***** Data to examine *****

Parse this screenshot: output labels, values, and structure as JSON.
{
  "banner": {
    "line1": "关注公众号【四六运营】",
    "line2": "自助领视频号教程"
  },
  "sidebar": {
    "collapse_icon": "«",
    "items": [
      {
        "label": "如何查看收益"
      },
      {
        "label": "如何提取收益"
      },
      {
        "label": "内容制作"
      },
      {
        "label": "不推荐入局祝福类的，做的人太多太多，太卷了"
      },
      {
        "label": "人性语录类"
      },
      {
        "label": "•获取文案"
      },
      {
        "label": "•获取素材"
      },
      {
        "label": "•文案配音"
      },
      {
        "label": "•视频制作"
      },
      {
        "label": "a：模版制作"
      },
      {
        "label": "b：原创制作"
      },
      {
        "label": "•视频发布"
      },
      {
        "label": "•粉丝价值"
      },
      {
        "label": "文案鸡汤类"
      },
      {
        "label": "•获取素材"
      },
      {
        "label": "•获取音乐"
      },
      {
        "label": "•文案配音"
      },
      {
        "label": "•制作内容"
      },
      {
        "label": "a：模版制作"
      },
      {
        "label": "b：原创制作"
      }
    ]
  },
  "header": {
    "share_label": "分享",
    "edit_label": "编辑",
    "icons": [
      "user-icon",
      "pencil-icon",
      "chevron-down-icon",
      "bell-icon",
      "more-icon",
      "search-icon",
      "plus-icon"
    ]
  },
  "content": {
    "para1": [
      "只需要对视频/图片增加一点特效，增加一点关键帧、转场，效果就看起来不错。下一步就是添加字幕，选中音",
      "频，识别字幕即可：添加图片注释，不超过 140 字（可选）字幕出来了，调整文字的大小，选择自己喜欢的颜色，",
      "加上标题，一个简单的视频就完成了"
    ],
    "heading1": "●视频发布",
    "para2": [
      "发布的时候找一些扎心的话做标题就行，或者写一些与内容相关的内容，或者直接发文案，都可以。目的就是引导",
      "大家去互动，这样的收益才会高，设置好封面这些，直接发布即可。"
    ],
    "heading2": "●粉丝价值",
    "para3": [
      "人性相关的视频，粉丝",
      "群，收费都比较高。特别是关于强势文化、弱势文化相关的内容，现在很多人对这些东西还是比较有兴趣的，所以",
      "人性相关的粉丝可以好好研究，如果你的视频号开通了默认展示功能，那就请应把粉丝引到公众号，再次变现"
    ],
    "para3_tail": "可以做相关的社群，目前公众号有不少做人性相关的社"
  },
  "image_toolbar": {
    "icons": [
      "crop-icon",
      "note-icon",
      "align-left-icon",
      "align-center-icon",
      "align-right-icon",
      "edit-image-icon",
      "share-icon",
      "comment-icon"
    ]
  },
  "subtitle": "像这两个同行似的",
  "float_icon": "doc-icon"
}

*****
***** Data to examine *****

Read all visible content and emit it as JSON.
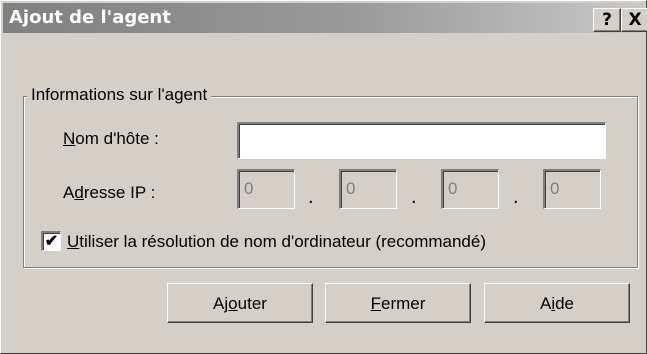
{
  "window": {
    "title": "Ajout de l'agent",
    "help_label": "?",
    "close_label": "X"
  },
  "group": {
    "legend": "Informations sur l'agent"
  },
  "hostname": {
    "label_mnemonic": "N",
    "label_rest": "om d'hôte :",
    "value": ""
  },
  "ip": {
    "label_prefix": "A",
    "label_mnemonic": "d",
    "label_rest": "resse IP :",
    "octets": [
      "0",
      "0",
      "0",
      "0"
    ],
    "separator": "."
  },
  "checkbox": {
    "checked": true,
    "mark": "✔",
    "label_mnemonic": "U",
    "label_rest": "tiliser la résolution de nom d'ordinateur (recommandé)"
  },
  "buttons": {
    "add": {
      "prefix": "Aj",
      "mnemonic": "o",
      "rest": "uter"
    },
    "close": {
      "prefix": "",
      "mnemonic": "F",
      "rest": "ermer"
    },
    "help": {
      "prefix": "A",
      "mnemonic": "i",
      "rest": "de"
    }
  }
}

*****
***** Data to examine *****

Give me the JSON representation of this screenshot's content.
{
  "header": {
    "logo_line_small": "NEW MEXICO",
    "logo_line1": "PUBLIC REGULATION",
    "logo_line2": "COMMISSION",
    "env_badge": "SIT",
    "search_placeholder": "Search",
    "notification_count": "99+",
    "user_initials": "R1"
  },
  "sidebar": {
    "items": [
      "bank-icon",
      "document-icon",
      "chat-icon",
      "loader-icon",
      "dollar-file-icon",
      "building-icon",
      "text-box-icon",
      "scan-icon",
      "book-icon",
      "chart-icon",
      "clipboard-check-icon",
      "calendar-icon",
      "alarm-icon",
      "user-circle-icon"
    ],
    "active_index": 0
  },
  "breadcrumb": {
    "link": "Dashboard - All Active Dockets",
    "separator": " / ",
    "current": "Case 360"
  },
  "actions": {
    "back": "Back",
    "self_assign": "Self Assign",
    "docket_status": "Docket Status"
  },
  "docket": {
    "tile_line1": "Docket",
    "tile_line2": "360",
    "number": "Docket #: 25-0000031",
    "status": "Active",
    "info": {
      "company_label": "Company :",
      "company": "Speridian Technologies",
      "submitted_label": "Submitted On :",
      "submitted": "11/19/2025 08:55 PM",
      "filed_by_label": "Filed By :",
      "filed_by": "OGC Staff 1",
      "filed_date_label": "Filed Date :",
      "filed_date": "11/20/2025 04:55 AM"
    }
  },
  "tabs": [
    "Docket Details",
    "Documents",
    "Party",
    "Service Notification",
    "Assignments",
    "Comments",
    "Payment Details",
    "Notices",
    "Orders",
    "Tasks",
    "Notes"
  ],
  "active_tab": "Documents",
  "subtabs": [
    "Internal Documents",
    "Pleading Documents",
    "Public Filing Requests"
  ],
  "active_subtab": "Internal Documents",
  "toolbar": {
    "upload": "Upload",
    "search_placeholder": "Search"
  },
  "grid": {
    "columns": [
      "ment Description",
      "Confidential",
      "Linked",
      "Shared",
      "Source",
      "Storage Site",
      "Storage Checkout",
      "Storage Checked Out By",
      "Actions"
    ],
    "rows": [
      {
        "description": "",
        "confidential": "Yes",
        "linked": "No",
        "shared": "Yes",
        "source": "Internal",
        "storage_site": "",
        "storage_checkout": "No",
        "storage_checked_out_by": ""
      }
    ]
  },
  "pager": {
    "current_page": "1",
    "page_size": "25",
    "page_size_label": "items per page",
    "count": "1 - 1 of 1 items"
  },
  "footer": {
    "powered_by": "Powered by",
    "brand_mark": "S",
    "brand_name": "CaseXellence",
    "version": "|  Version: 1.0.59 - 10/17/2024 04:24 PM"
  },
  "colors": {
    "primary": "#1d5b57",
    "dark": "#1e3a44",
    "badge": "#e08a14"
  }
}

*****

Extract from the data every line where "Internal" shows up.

- Result of the task -
    "Internal Documents",
  "active_subtab": "Internal Documents",
        "source": "Internal",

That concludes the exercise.